Entries from a dataset of interfaces:
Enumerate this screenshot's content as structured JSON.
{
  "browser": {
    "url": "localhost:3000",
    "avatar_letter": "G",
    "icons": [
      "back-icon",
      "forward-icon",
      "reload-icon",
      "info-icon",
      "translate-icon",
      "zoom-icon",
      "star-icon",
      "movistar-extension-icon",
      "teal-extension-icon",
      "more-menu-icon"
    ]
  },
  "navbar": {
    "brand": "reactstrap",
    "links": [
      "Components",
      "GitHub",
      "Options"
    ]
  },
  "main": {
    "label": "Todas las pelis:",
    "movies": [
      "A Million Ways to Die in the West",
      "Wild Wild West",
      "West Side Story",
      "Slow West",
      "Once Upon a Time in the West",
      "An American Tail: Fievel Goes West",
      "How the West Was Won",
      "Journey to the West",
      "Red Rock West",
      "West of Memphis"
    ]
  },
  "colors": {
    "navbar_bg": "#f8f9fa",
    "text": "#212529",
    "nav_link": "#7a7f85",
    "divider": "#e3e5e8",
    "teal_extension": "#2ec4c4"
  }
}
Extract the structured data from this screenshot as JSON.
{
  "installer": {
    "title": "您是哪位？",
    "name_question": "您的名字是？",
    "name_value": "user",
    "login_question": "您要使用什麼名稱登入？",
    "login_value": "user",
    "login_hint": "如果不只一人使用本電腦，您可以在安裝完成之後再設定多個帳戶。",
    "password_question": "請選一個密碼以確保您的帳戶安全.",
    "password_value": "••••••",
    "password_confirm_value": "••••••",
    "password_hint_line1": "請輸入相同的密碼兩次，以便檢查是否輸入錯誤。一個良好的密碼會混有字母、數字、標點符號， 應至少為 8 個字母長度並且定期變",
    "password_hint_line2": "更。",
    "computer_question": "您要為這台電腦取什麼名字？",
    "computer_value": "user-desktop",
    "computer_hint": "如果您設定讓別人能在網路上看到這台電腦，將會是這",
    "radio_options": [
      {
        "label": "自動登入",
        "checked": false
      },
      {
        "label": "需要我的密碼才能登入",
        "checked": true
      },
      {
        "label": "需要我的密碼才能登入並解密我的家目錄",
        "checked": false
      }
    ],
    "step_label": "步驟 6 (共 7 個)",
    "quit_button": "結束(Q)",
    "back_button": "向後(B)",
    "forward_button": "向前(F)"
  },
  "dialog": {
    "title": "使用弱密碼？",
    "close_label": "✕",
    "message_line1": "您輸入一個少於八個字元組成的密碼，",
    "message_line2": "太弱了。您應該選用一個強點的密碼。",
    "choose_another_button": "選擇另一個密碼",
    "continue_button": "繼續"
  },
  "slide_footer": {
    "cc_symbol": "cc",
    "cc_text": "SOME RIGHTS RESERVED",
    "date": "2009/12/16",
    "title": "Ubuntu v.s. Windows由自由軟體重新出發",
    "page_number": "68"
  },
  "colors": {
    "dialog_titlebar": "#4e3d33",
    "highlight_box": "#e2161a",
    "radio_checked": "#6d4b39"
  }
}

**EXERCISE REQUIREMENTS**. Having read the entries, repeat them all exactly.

**WRITTEN ANSWER**.
Enumerate this screenshot's content as structured JSON.
{
  "browser": {
    "url": "localhost:3000",
    "avatar_letter": "G",
    "icons": [
      "back-icon",
      "forward-icon",
      "reload-icon",
      "info-icon",
      "translate-icon",
      "zoom-icon",
      "star-icon",
      "movistar-extension-icon",
      "teal-extension-icon",
      "more-menu-icon"
    ]
  },
  "navbar": {
    "brand": "reactstrap",
    "links": [
      "Components",
      "GitHub",
      "Options"
    ]
  },
  "main": {
    "label": "Todas las pelis:",
    "movies": [
      "A Million Ways to Die in the West",
      "Wild Wild West",
      "West Side Story",
      "Slow West",
      "Once Upon a Time in the West",
      "An American Tail: Fievel Goes West",
      "How the West Was Won",
      "Journey to the West",
      "Red Rock West",
      "West of Memphis"
    ]
  },
  "colors": {
    "navbar_bg": "#f8f9fa",
    "text": "#212529",
    "nav_link": "#7a7f85",
    "divider": "#e3e5e8",
    "teal_extension": "#2ec4c4"
  }
}
Extract the structured data from this screenshot as JSON.
{
  "installer": {
    "title": "您是哪位？",
    "name_question": "您的名字是？",
    "name_value": "user",
    "login_question": "您要使用什麼名稱登入？",
    "login_value": "user",
    "login_hint": "如果不只一人使用本電腦，您可以在安裝完成之後再設定多個帳戶。",
    "password_question": "請選一個密碼以確保您的帳戶安全.",
    "password_value": "••••••",
    "password_confirm_value": "••••••",
    "password_hint_line1": "請輸入相同的密碼兩次，以便檢查是否輸入錯誤。一個良好的密碼會混有字母、數字、標點符號， 應至少為 8 個字母長度並且定期變",
    "password_hint_line2": "更。",
    "computer_question": "您要為這台電腦取什麼名字？",
    "computer_value": "user-desktop",
    "computer_hint": "如果您設定讓別人能在網路上看到這台電腦，將會是這",
    "radio_options": [
      {
        "label": "自動登入",
        "checked": false
      },
      {
        "label": "需要我的密碼才能登入",
        "checked": true
      },
      {
        "label": "需要我的密碼才能登入並解密我的家目錄",
        "checked": false
      }
    ],
    "step_label": "步驟 6 (共 7 個)",
    "quit_button": "結束(Q)",
    "back_button": "向後(B)",
    "forward_button": "向前(F)"
  },
  "dialog": {
    "title": "使用弱密碼？",
    "close_label": "✕",
    "message_line1": "您輸入一個少於八個字元組成的密碼，",
    "message_line2": "太弱了。您應該選用一個強點的密碼。",
    "choose_another_button": "選擇另一個密碼",
    "continue_button": "繼續"
  },
  "slide_footer": {
    "cc_symbol": "cc",
    "cc_text": "SOME RIGHTS RESERVED",
    "date": "2009/12/16",
    "title": "Ubuntu v.s. Windows由自由軟體重新出發",
    "page_number": "68"
  },
  "colors": {
    "dialog_titlebar": "#4e3d33",
    "highlight_box": "#e2161a",
    "radio_checked": "#6d4b39"
  }
}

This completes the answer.